Google TV hobbled by content providers
When Google TV was announced, there was quite the buzz. It was the most anticipated device of the year (right after the iPad). But once it was released, reality set in; content providers control what devices will stream their media.
Content providers apparently don’t care about the end user. Any computer can plug into an HDTV to view online content. Yet when Sony and Logitech release a purpose-built device with Google TV, the content providers decide this just won’t do; a full operating system must be in the mix to view their content, or at least a licensing agreement exclusive to the device (a la PlayStation 3 and Xbox 360).
It’s true that content providers have contractual obligations with each production company, providing different types of revenue for different types of media.
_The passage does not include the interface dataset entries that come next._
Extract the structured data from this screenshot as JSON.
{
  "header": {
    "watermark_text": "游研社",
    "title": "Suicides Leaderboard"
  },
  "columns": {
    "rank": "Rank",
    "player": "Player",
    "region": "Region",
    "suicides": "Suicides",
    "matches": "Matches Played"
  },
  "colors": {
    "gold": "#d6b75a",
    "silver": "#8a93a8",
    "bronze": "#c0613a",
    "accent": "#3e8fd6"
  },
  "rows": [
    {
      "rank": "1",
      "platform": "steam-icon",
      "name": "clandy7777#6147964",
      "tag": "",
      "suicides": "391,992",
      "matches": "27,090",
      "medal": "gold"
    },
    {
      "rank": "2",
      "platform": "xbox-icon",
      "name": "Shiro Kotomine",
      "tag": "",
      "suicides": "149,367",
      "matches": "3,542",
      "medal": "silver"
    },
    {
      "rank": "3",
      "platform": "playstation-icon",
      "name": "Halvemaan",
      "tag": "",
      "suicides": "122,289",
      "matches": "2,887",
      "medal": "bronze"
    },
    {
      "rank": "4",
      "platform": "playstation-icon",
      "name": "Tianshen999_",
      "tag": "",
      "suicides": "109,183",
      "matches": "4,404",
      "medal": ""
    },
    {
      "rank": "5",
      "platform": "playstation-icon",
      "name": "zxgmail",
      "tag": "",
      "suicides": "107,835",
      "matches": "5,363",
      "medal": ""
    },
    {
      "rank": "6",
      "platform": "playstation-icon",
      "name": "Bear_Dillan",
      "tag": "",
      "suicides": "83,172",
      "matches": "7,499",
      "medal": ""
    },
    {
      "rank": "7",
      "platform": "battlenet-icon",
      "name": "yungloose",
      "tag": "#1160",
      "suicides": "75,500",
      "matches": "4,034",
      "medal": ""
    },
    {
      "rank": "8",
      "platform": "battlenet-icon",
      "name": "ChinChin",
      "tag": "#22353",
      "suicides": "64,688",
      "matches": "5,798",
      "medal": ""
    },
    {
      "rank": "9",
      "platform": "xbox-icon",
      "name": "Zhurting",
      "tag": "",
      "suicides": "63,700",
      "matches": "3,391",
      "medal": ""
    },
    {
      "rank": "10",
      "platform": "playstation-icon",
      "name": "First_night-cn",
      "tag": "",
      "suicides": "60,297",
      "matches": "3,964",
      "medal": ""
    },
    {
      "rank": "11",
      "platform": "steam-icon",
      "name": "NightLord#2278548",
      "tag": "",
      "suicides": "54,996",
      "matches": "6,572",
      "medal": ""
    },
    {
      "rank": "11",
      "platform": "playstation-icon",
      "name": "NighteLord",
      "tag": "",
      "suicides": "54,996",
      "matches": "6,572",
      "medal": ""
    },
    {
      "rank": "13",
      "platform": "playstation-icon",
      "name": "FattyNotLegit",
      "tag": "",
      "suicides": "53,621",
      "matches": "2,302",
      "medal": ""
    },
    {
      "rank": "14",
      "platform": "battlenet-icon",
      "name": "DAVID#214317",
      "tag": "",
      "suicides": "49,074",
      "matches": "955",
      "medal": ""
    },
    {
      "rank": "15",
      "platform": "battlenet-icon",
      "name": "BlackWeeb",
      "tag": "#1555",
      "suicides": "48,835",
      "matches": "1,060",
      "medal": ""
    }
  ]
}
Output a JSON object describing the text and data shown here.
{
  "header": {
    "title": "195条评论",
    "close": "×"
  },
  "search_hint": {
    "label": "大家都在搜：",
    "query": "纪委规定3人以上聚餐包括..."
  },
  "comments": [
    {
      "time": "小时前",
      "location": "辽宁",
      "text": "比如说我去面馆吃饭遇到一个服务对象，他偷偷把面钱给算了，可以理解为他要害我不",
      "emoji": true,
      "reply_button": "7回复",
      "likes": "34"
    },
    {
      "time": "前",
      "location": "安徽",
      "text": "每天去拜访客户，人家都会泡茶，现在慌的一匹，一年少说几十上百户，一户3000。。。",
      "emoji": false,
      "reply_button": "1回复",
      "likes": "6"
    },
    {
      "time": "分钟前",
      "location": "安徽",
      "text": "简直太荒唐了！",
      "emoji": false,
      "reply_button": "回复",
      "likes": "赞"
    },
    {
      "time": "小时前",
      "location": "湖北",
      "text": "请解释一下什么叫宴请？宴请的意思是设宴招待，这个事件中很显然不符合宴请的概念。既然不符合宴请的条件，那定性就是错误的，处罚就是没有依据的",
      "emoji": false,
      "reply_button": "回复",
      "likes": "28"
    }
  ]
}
A TV program broadcast on cable receives one royalty rate, while the same program streaming online gets another. The producers clearly want to maximize their profits, so they want to control where their content can be viewed.
It just doesn’t make sense though. If I watch Modern Family on ABC over-the-air, I watch about eight minutes of commercials. I watch it on Hulu, and I get between six and ten minutes of commercials. TV ads are more expensive, of course, because they reach a larger audience, but since they’re already streaming the content on Hulu.com, what does it matter if I stream it to my MacBook and display it on my TV or if I stream it to a purpose-built set-top box like the Logitech Review?
Here’s a preliminary list of websites blocking content to Google TV devices:
- Comedy Central
Google and Hulu are in talks to bring a Hulu Plus subscription-based application to the Google TV world, but it is probably too little, too late. Google really dropped the ball on securing content licenses.
Laura Weinstein asks the question,
Imagine the protests that would ensue if Internet services arbitrarily blocked video only to Internet Explorer or Firefox browsers! Or if Hulu and the other networks decided they’d refuse to stream video to HP and Dell computers because those manufacturers hadn’t made deals with the services to the latter’s liking.
What do you think? Did Google screw up, or are the content providers just being petty?
6 Comments on “Google TV hobbled by content providers”
It also surprises me that Google doesn’t implement technical workarounds like the Boxee Box is doing.
I realize that it’s complicated, since the Boxee box uses a standard flash version, whereas the Google TV devices uses some type of embedded Flash version, which the websites can detect.